> _Supplied records_:
◆ ◆ ◆ ◆

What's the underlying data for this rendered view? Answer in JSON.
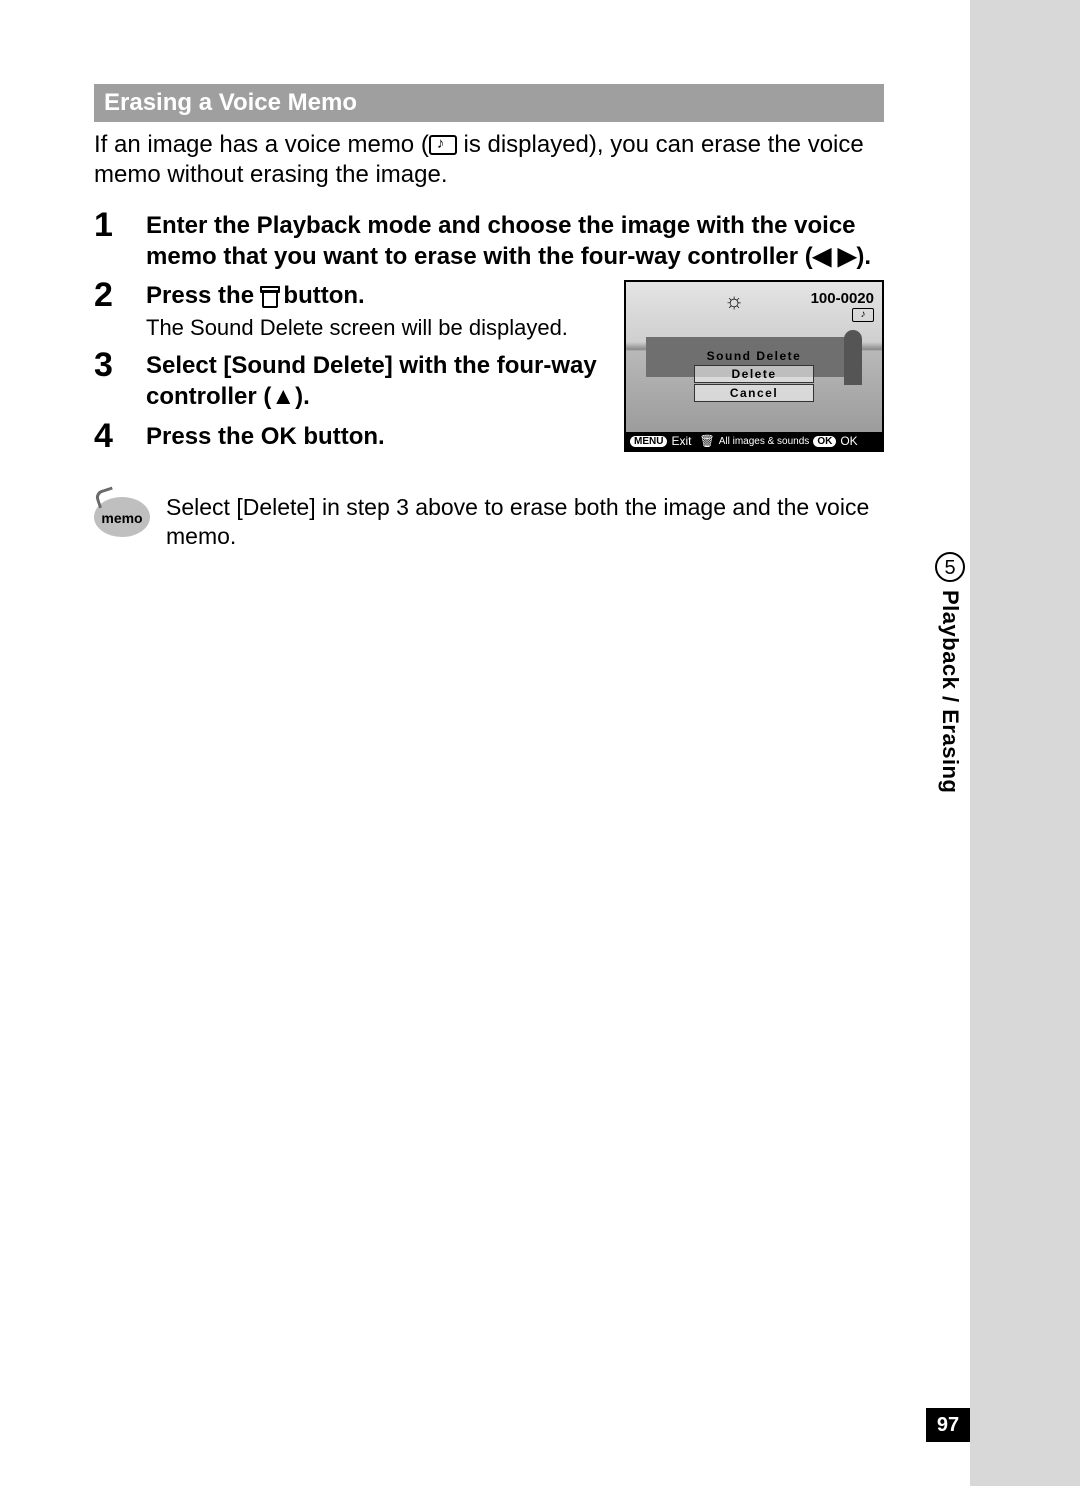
{
  "header": "Erasing a Voice Memo",
  "intro_before": "If an image has a voice memo (",
  "intro_after": " is displayed), you can erase the voice memo without erasing the image.",
  "steps": {
    "s1_num": "1",
    "s1_title": "Enter the Playback mode and choose the image with the voice memo that you want to erase with the four-way controller (◀ ▶).",
    "s2_num": "2",
    "s2_title_before": "Press the ",
    "s2_title_after": " button.",
    "s2_desc": "The Sound Delete screen will be displayed.",
    "s3_num": "3",
    "s3_title": "Select [Sound Delete] with the four-way controller (▲).",
    "s4_num": "4",
    "s4_title": "Press the OK button."
  },
  "lcd": {
    "image_id": "100-0020",
    "menu": [
      "Sound Delete",
      "Delete",
      "Cancel"
    ],
    "bottom_menu_badge": "MENU",
    "bottom_exit": "Exit",
    "bottom_all": "All images & sounds",
    "bottom_ok_badge": "OK",
    "bottom_ok": "OK"
  },
  "memo": {
    "label": "memo",
    "text": "Select [Delete] in step 3 above to erase both the image and the voice memo."
  },
  "side": {
    "chapter_num": "5",
    "chapter_label": "Playback / Erasing"
  },
  "page_number": "97"
}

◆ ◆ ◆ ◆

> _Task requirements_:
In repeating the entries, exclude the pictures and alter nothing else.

> _Exercise solution_:
What's the underlying data for this rendered view? Answer in JSON.
{
  "header": "Erasing a Voice Memo",
  "intro_before": "If an image has a voice memo (",
  "intro_after": " is displayed), you can erase the voice memo without erasing the image.",
  "steps": {
    "s1_num": "1",
    "s1_title": "Enter the Playback mode and choose the image with the voice memo that you want to erase with the four-way controller (◀ ▶).",
    "s2_num": "2",
    "s2_title_before": "Press the ",
    "s2_title_after": " button.",
    "s2_desc": "The Sound Delete screen will be displayed.",
    "s3_num": "3",
    "s3_title": "Select [Sound Delete] with the four-way controller (▲).",
    "s4_num": "4",
    "s4_title": "Press the OK button."
  },
  "lcd": {
    "image_id": "100-0020",
    "menu": [
      "Sound Delete",
      "Delete",
      "Cancel"
    ],
    "bottom_menu_badge": "MENU",
    "bottom_exit": "Exit",
    "bottom_all": "All images & sounds",
    "bottom_ok_badge": "OK",
    "bottom_ok": "OK"
  },
  "memo": {
    "label": "memo",
    "text": "Select [Delete] in step 3 above to erase both the image and the voice memo."
  },
  "side": {
    "chapter_num": "5",
    "chapter_label": "Playback / Erasing"
  },
  "page_number": "97"
}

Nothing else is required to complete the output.